(Given records begins)
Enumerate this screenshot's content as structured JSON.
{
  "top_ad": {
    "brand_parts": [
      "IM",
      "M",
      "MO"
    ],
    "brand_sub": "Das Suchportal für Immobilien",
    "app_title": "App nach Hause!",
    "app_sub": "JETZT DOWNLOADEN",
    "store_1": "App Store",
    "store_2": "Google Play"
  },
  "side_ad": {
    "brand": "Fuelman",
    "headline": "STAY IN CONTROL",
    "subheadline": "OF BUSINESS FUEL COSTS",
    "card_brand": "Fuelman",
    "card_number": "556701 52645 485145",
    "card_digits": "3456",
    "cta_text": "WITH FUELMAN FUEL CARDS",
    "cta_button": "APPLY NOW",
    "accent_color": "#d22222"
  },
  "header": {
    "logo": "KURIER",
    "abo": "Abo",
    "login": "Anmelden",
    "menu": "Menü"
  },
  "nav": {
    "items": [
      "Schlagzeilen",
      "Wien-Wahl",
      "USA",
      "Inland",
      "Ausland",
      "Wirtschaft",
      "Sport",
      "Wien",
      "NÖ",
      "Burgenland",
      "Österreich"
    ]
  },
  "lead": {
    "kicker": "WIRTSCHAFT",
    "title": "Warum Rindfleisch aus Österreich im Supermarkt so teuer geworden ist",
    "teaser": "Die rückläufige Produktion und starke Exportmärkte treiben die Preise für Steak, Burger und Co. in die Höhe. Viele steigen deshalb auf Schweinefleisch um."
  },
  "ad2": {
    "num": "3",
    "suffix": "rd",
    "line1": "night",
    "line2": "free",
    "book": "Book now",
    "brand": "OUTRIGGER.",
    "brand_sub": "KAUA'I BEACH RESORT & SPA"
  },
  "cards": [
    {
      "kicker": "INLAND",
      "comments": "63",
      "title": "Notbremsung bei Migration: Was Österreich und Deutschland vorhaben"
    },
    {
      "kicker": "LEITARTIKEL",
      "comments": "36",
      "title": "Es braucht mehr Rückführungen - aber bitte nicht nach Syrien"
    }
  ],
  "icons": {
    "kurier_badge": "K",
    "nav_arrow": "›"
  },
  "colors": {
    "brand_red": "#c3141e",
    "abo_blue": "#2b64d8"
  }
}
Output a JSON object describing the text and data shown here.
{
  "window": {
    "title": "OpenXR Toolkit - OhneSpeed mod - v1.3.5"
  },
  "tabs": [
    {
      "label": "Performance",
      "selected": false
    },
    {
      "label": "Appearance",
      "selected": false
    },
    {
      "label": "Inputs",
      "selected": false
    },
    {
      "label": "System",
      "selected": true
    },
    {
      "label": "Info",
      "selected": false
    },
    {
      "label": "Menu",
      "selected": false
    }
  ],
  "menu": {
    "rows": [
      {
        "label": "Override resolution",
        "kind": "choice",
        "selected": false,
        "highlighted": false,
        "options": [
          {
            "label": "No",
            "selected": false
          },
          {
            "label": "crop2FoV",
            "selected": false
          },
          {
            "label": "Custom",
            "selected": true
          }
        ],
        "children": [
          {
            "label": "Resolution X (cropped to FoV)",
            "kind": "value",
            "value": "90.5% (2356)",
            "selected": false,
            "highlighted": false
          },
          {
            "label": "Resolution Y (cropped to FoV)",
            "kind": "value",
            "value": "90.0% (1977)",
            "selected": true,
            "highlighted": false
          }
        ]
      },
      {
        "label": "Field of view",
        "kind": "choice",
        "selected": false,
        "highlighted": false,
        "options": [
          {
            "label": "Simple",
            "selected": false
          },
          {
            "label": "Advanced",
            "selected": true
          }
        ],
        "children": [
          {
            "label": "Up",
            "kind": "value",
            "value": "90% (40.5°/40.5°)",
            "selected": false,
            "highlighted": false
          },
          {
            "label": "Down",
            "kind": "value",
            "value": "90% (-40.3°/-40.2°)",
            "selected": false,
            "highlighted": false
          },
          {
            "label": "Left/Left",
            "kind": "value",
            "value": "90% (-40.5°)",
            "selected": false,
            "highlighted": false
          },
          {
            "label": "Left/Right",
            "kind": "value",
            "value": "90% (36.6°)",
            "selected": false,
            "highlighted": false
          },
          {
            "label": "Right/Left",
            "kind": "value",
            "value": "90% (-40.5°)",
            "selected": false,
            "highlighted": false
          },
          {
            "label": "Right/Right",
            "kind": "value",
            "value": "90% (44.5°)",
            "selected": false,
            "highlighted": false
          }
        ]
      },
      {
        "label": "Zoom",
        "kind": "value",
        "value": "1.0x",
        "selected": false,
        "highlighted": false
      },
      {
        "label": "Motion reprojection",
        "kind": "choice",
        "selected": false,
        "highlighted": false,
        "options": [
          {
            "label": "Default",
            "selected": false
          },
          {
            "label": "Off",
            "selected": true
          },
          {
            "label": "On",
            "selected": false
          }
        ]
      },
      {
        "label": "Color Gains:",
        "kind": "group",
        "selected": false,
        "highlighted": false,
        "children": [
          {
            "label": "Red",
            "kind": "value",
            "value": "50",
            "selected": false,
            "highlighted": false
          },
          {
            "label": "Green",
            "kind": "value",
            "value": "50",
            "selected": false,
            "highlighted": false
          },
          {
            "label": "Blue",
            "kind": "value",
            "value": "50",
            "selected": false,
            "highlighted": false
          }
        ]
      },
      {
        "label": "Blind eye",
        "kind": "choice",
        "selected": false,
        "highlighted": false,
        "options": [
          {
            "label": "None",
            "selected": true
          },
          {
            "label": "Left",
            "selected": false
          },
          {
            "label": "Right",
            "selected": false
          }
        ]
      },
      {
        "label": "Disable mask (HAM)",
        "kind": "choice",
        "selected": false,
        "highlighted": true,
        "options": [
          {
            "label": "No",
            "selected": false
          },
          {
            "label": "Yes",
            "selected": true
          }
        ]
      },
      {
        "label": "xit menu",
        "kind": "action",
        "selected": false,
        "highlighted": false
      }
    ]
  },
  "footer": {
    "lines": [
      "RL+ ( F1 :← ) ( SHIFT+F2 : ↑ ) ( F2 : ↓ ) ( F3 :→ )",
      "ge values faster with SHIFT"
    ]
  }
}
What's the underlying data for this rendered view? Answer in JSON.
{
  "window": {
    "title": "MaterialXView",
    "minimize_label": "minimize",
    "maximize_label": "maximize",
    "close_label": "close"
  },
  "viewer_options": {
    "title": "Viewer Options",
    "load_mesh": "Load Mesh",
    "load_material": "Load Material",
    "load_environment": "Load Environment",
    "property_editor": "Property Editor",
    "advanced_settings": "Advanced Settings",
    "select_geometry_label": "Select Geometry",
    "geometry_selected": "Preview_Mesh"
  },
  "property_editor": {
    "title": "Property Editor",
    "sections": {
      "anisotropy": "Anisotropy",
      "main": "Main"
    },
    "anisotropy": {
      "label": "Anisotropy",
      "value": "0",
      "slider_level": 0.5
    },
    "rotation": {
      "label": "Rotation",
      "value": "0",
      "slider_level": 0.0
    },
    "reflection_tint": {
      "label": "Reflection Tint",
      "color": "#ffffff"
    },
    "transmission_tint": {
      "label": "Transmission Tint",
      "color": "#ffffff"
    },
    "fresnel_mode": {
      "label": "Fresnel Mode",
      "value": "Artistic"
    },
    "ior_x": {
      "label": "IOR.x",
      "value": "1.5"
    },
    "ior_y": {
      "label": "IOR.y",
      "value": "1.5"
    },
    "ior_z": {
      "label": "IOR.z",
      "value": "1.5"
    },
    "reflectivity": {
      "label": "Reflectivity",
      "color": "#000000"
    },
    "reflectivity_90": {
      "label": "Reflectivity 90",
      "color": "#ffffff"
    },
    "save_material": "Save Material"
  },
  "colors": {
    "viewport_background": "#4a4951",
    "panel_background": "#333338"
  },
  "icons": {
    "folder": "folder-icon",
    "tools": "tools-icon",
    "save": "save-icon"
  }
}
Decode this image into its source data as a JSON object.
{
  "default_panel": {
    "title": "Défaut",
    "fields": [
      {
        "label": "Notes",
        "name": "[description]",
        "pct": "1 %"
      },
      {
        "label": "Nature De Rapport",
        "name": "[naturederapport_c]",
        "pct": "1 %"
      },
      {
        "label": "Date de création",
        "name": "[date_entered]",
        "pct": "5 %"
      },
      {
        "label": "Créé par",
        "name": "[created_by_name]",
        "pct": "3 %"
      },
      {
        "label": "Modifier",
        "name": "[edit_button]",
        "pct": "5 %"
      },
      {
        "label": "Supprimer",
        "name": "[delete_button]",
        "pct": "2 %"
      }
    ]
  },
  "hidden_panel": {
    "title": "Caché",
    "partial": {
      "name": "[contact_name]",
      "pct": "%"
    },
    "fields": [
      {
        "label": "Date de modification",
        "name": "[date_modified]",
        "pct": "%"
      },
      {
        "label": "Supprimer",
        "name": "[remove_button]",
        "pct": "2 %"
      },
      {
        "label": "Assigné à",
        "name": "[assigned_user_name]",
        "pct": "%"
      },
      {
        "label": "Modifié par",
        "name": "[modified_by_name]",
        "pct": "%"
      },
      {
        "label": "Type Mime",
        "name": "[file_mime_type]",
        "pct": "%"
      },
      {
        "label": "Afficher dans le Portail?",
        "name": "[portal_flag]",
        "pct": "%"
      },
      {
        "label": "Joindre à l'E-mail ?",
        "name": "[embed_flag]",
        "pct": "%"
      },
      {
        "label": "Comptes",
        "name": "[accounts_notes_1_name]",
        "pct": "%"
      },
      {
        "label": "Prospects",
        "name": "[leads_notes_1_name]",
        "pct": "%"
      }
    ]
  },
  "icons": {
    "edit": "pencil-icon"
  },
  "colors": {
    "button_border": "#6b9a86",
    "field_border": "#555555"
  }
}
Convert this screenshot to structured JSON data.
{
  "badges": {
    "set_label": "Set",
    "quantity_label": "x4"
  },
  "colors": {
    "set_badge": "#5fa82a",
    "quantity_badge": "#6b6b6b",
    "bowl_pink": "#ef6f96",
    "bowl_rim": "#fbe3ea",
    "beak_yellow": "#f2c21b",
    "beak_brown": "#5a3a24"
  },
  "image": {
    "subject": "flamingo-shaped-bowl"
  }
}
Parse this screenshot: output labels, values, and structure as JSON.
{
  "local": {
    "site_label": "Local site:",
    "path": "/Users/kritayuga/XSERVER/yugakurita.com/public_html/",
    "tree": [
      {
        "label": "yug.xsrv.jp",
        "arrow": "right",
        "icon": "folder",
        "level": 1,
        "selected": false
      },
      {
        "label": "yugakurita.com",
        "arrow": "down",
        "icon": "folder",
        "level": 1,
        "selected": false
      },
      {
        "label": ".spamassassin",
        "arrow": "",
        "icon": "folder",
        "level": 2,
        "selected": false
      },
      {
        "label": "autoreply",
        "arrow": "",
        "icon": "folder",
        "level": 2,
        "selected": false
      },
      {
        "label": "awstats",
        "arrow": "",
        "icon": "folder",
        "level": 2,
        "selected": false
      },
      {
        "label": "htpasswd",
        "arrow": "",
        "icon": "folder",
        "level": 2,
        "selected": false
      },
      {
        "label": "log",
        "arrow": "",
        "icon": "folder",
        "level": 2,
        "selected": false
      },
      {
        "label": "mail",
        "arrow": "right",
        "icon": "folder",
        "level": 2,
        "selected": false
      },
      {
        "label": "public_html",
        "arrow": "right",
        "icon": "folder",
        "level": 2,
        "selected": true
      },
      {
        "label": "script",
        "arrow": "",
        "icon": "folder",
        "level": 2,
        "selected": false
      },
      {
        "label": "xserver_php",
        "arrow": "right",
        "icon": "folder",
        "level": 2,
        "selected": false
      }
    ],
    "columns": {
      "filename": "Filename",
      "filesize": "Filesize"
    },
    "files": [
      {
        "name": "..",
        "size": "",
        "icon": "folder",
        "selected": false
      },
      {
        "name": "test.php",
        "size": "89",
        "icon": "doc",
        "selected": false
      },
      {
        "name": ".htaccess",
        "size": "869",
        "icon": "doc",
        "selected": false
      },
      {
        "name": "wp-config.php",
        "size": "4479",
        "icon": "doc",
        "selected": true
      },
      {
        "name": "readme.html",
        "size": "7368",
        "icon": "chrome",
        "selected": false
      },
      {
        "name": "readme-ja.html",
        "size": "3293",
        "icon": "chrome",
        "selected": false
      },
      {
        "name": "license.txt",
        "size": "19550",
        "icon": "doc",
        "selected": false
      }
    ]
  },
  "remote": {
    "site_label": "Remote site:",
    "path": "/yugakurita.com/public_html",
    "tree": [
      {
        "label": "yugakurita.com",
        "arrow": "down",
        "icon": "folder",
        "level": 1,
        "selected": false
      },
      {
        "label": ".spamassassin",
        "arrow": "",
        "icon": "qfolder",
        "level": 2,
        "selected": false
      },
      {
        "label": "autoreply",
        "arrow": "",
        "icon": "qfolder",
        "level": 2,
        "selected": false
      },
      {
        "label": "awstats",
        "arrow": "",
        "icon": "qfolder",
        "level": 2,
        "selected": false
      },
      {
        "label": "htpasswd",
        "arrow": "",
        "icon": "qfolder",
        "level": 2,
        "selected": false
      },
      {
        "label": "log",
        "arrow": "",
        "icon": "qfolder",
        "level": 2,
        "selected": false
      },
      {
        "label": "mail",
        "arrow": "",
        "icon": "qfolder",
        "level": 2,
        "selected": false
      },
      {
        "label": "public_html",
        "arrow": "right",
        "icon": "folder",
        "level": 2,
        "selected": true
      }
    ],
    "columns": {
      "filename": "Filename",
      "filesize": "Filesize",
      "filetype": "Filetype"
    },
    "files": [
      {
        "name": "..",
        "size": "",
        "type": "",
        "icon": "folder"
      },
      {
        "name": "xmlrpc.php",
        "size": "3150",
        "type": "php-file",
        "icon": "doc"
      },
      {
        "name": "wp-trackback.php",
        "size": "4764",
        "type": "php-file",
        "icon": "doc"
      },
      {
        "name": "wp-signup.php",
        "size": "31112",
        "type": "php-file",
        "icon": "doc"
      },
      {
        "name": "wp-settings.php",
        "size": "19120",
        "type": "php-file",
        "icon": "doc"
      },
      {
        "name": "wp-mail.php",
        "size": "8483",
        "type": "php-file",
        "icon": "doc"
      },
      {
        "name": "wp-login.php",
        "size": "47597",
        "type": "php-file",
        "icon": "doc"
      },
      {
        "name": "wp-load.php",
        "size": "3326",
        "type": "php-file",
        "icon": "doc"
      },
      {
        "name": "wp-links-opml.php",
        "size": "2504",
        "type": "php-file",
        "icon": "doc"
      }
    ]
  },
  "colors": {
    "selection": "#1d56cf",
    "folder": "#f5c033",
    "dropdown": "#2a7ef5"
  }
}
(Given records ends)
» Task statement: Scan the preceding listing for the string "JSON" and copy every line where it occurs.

» Response area:
Enumerate this screenshot's content as structured JSON.
Output a JSON object describing the text and data shown here.
What's the underlying data for this rendered view? Answer in JSON.
Decode this image into its source data as a JSON object.
Convert this screenshot to structured JSON data.
Parse this screenshot: output labels, values, and structure as JSON.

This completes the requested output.